▶ WHAT IS NEEDED
Where the records below show the word "icon" in a line, please copy that line.

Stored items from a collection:
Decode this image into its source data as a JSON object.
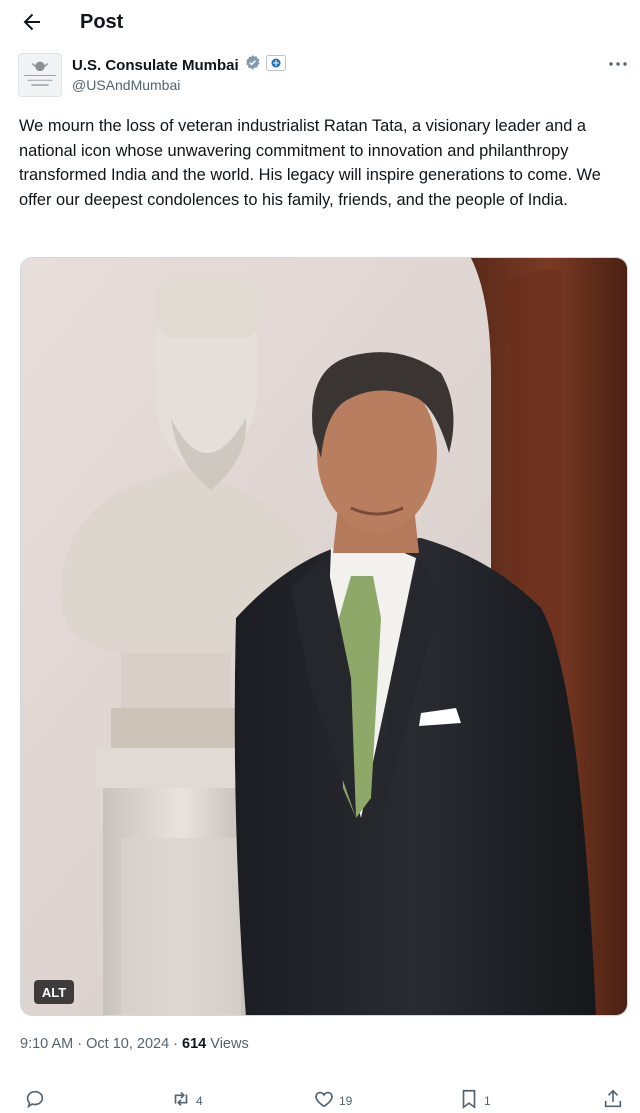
{
  "header": {
    "title": "Post"
  },
  "author": {
    "name": "U.S. Consulate Mumbai",
    "handle": "@USAndMumbai",
    "avatar_text": "U.S. CONSULATE Mumbai",
    "verified_icon": "verified-badge-icon",
    "affiliate_icon": "government-flag-icon"
  },
  "post": {
    "text": "We mourn the loss of veteran industrialist Ratan Tata, a visionary leader and a national icon whose unwavering commitment to innovation and philanthropy transformed India and the world. His legacy will inspire generations to come. We offer our deepest condolences to his family, friends, and the people of India.",
    "alt_label": "ALT"
  },
  "meta": {
    "time": "9:10 AM",
    "separator": "·",
    "date": "Oct 10, 2024",
    "views_count": "614",
    "views_label": "Views"
  },
  "actions": {
    "replies": "",
    "reposts": "4",
    "likes": "19",
    "bookmarks": "1"
  },
  "colors": {
    "text": "#0f1419",
    "secondary": "#536471",
    "accent": "#1d9bf0"
  }
}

▶ EXPECTED ANSWER
    "verified_icon": "verified-badge-icon",
    "affiliate_icon": "government-flag-icon"
    "text": "We mourn the loss of veteran industrialist Ratan Tata, a visionary leader and a national icon whose unwavering commitment to innovation and philanthropy transformed India and the world. His legacy will inspire generations to come. We offer our deepest condolences to his family, friends, and the people of India.",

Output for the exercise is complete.